Provided entries Start Marker
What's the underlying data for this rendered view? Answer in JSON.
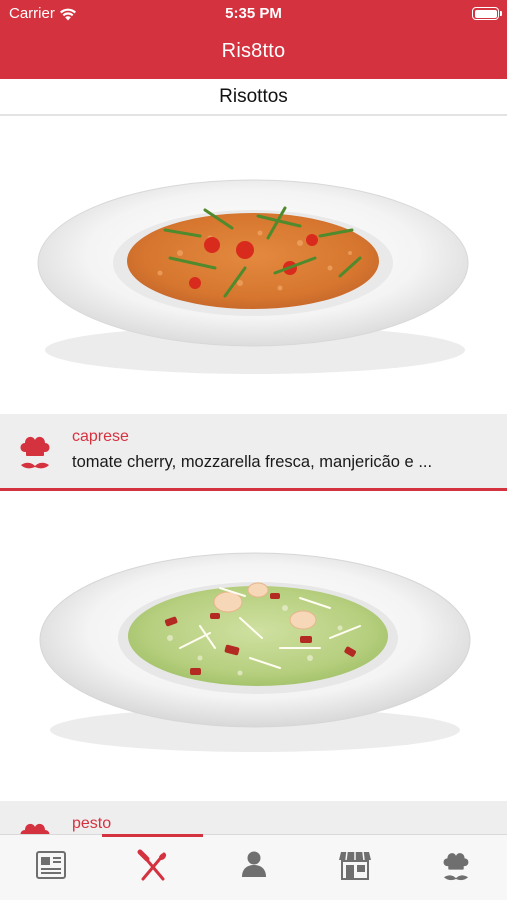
{
  "status_bar": {
    "carrier": "Carrier",
    "time": "5:35 PM"
  },
  "app": {
    "title": "Ris8tto"
  },
  "section": {
    "title": "Risottos"
  },
  "dishes": [
    {
      "name": "caprese",
      "description": "tomate cherry, mozzarella fresca, manjericão e ..."
    },
    {
      "name": "pesto",
      "description": ""
    }
  ],
  "tabs": [
    {
      "icon": "newspaper-icon",
      "active": false
    },
    {
      "icon": "fork-knife-icon",
      "active": true
    },
    {
      "icon": "user-icon",
      "active": false
    },
    {
      "icon": "store-icon",
      "active": false
    },
    {
      "icon": "chef-icon",
      "active": false
    }
  ],
  "colors": {
    "brand": "#d5323f",
    "info_bg": "#efeeef",
    "tab_inactive": "#6f6f6f"
  }
}
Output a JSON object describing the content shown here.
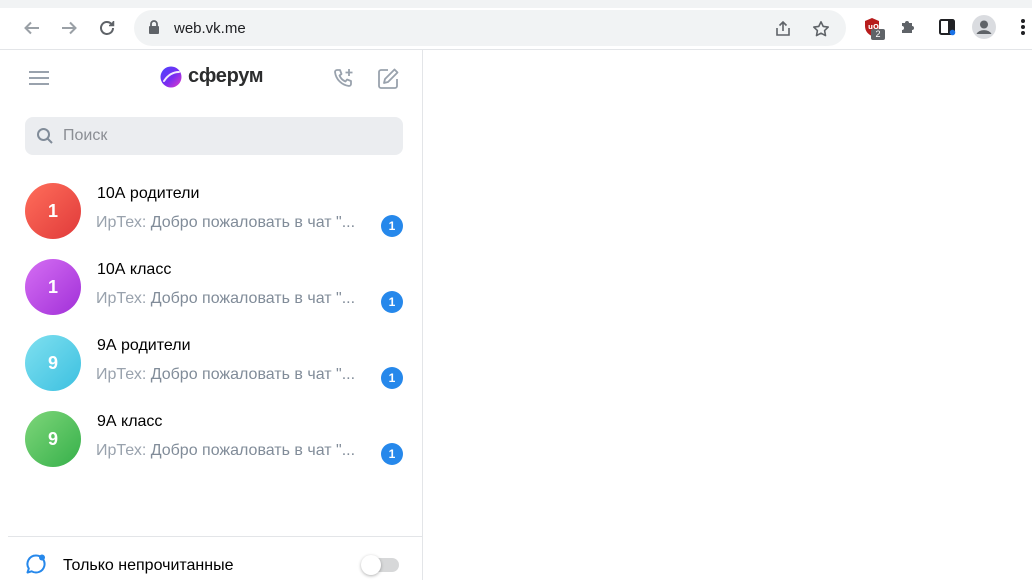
{
  "browser": {
    "url": "web.vk.me",
    "extension_badge": "2"
  },
  "app": {
    "logo_text": "сферум",
    "accent_color": "#2688eb"
  },
  "search": {
    "placeholder": "Поиск"
  },
  "chats": [
    {
      "title": "10А родители",
      "avatar_text": "1",
      "avatar_color": "#e64646",
      "author": "ИрТех:",
      "message": "Добро пожаловать в чат \"...",
      "unread": "1"
    },
    {
      "title": "10А класс",
      "avatar_text": "1",
      "avatar_color": "#bb43e0",
      "author": "ИрТех:",
      "message": "Добро пожаловать в чат \"...",
      "unread": "1"
    },
    {
      "title": "9А родители",
      "avatar_text": "9",
      "avatar_color": "#4bcfe6",
      "author": "ИрТех:",
      "message": "Добро пожаловать в чат \"...",
      "unread": "1"
    },
    {
      "title": "9А класс",
      "avatar_text": "9",
      "avatar_color": "#4bbe54",
      "author": "ИрТех:",
      "message": "Добро пожаловать в чат \"...",
      "unread": "1"
    }
  ],
  "footer": {
    "unread_only_label": "Только непрочитанные",
    "unread_only_enabled": false
  }
}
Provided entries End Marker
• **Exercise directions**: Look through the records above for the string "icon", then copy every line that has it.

• **Your response**:
      "icon": "newspaper-icon",
      "icon": "fork-knife-icon",
      "icon": "user-icon",
      "icon": "store-icon",
      "icon": "chef-icon",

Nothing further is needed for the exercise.